Current Research

There are several research studies that are currently underway at Merry Lea.  Some of these are being conducted by Merry Lea staff members while others are being done in partnership with other organizations or agencies.

Monitoring Avian Productivity and Survivorship (MAPS) at Merry Lea,  Lisa Zinn

Since 2002 Merry Lea has maintained two bird banding stations as part of a nationwide effort to collect data under the MAPS program sponsored by the Institute for Bird Populations. Dr. Lisa Zinn and Dr. David Miller along with field assistants run these two stations from May through the beginning of August.  Birds are trapped with mist nets and are then carefully extracted from the net for the researchers to quickly examine them and record a wide range of data including sex, breeding status, wing length, weight, and bird age. Previously banded birds have their band numbers recorded while unbanded birds recieve a band with a unique band number. 

More information on Bird Banding at Merry Lea

Garlic Mustard Control

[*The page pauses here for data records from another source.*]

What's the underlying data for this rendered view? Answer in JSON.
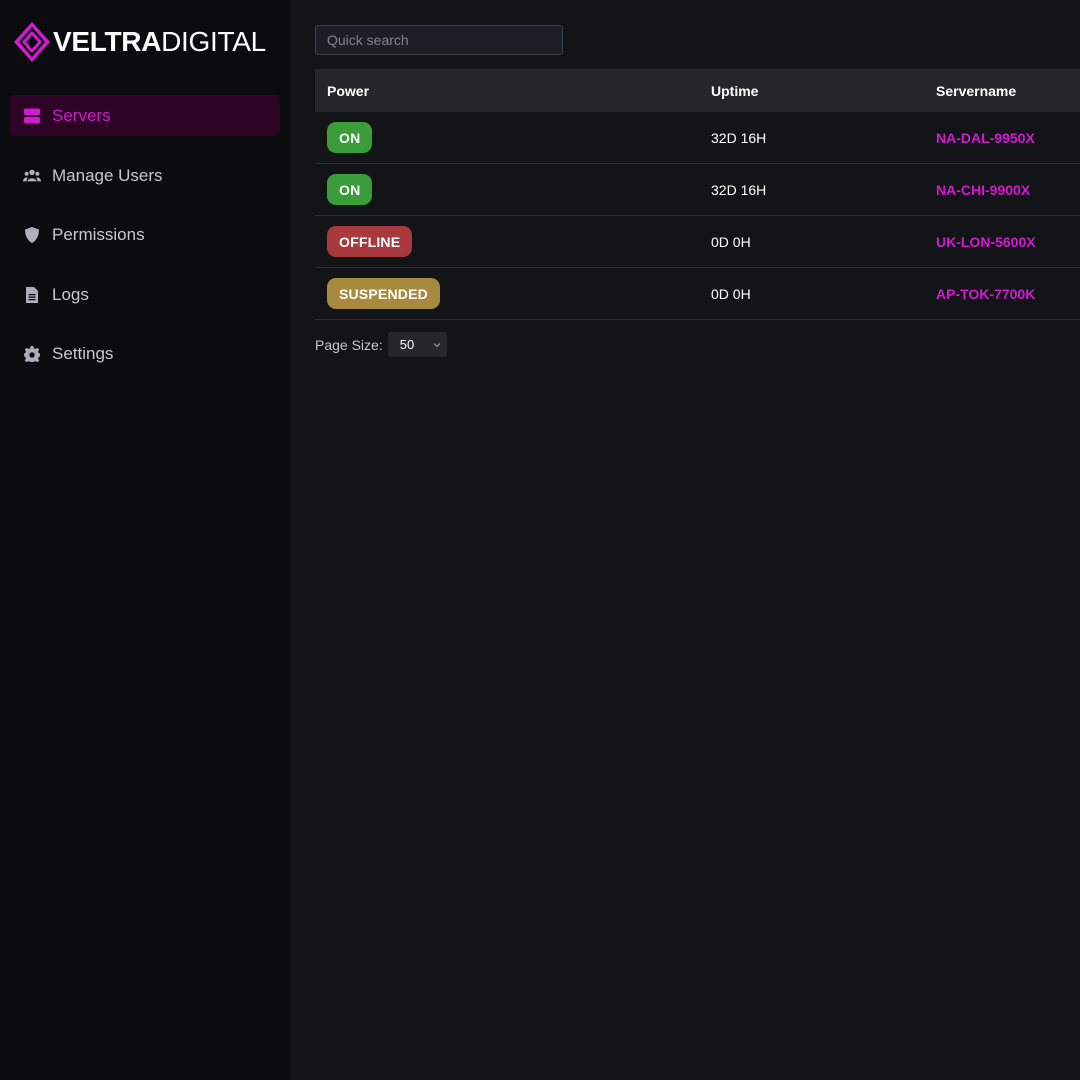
{
  "brand": {
    "name_bold": "VELTRA",
    "name_light": "DIGITAL",
    "accent_color": "#d21ad1",
    "logo_icon": "veltra-logo-icon"
  },
  "sidebar": {
    "items": [
      {
        "label": "Servers",
        "icon": "servers-icon",
        "active": true
      },
      {
        "label": "Manage Users",
        "icon": "users-icon",
        "active": false
      },
      {
        "label": "Permissions",
        "icon": "shield-icon",
        "active": false
      },
      {
        "label": "Logs",
        "icon": "document-icon",
        "active": false
      },
      {
        "label": "Settings",
        "icon": "gear-icon",
        "active": false
      }
    ]
  },
  "search": {
    "placeholder": "Quick search",
    "value": ""
  },
  "table": {
    "columns": [
      "Power",
      "Uptime",
      "Servername"
    ],
    "rows": [
      {
        "power": "ON",
        "power_color": "#3b9d3a",
        "uptime": "32D 16H",
        "servername": "NA-DAL-9950X"
      },
      {
        "power": "ON",
        "power_color": "#3b9d3a",
        "uptime": "32D 16H",
        "servername": "NA-CHI-9900X"
      },
      {
        "power": "OFFLINE",
        "power_color": "#a8393c",
        "uptime": "0D 0H",
        "servername": "UK-LON-5600X"
      },
      {
        "power": "SUSPENDED",
        "power_color": "#a88a3e",
        "uptime": "0D 0H",
        "servername": "AP-TOK-7700K"
      }
    ]
  },
  "pager": {
    "label": "Page Size:",
    "value": "50",
    "icon": "chevron-down-icon"
  }
}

Accidental introduction of alien plants and animals is an increasing problem given our modern means of transportation, and alien garlic mustard threatens the spring flora of our woodlands including those at Merry Lea. Maple Scholar Jason Kauffman surveyed our populations of garlic mustard in 2003, and determined the kinds of insects that live on it. That's important, because use of natural predators to control undesirable pests is the method of choice so long as the organism introduced does not become an even greater problem. An insect predator for garlic mustard may be available in the next year or two, and Merry Lea will consider introducing it once we have a better understanding of our local insects.

Gleason Moss Collection, Dr. Dave Miller
The objectives of the Gleason Moss Project is two-fold. The primary objective is to make the information in the Gleason Collection available to the general public and other scientists by putting in onto the World Wide Web. The indirect objective is to understand the complexity, taxonomy and techniques regarding moss preservation and study. Goshen College does not have a moss expert on staff. Therefore, two students, under the supervision of a Goshen College biology professor, have endeavored to learn the glossary, taxonomy and histology of those moss families found in the Gleason Collection.

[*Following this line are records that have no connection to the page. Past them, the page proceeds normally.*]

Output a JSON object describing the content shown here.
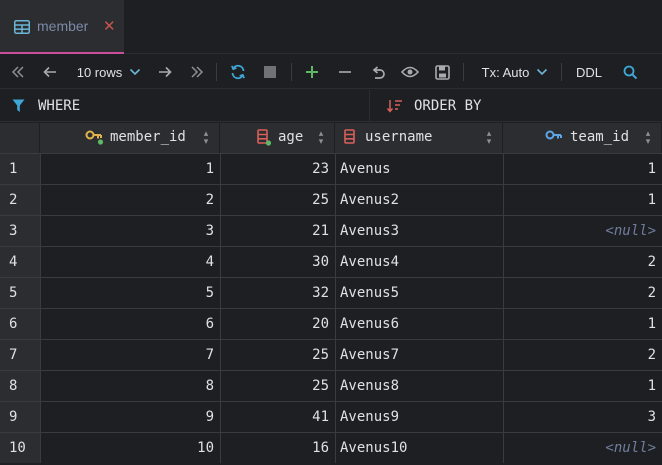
{
  "tab": {
    "title": "member",
    "close": "✕"
  },
  "toolbar": {
    "rows_label": "10 rows",
    "tx_label": "Tx: Auto",
    "ddl_label": "DDL"
  },
  "filter": {
    "where_label": "WHERE",
    "orderby_label": "ORDER BY"
  },
  "columns": [
    {
      "name": "member_id",
      "icon": "primary-key-icon"
    },
    {
      "name": "age",
      "icon": "column-icon"
    },
    {
      "name": "username",
      "icon": "column-icon"
    },
    {
      "name": "team_id",
      "icon": "foreign-key-icon"
    }
  ],
  "rows": [
    {
      "n": "1",
      "member_id": "1",
      "age": "23",
      "username": "Avenus",
      "team_id": "1"
    },
    {
      "n": "2",
      "member_id": "2",
      "age": "25",
      "username": "Avenus2",
      "team_id": "1"
    },
    {
      "n": "3",
      "member_id": "3",
      "age": "21",
      "username": "Avenus3",
      "team_id": "<null>"
    },
    {
      "n": "4",
      "member_id": "4",
      "age": "30",
      "username": "Avenus4",
      "team_id": "2"
    },
    {
      "n": "5",
      "member_id": "5",
      "age": "32",
      "username": "Avenus5",
      "team_id": "2"
    },
    {
      "n": "6",
      "member_id": "6",
      "age": "20",
      "username": "Avenus6",
      "team_id": "1"
    },
    {
      "n": "7",
      "member_id": "7",
      "age": "25",
      "username": "Avenus7",
      "team_id": "2"
    },
    {
      "n": "8",
      "member_id": "8",
      "age": "25",
      "username": "Avenus8",
      "team_id": "1"
    },
    {
      "n": "9",
      "member_id": "9",
      "age": "41",
      "username": "Avenus9",
      "team_id": "3"
    },
    {
      "n": "10",
      "member_id": "10",
      "age": "16",
      "username": "Avenus10",
      "team_id": "<null>"
    }
  ],
  "colors": {
    "accent": "#c94f9a",
    "key": "#e0b44a",
    "fk": "#5ea5e8",
    "column": "#d9605a",
    "add": "#5fb865",
    "refresh": "#3fa7d6",
    "null": "#6f7d9e"
  }
}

The Tallgrass Prairie Project, Dr. Ryan Sensenig

In the summer and fall of 2008, Environmental Science students at Goshen College helped initiate a project which examines the effect of white tail deer browsing on Tallgrass prairie forb dynamics in a restored prairie at Merry Lea Environmental Learning Center.  Researchers helped erect 8 ft tall deer exclosures around two 20 m X 20 m plots in Luckey's Prairie in the spring of 2008 and have been helping collect cover and herbivory data to quantify which forbs deer preferentially select as forage.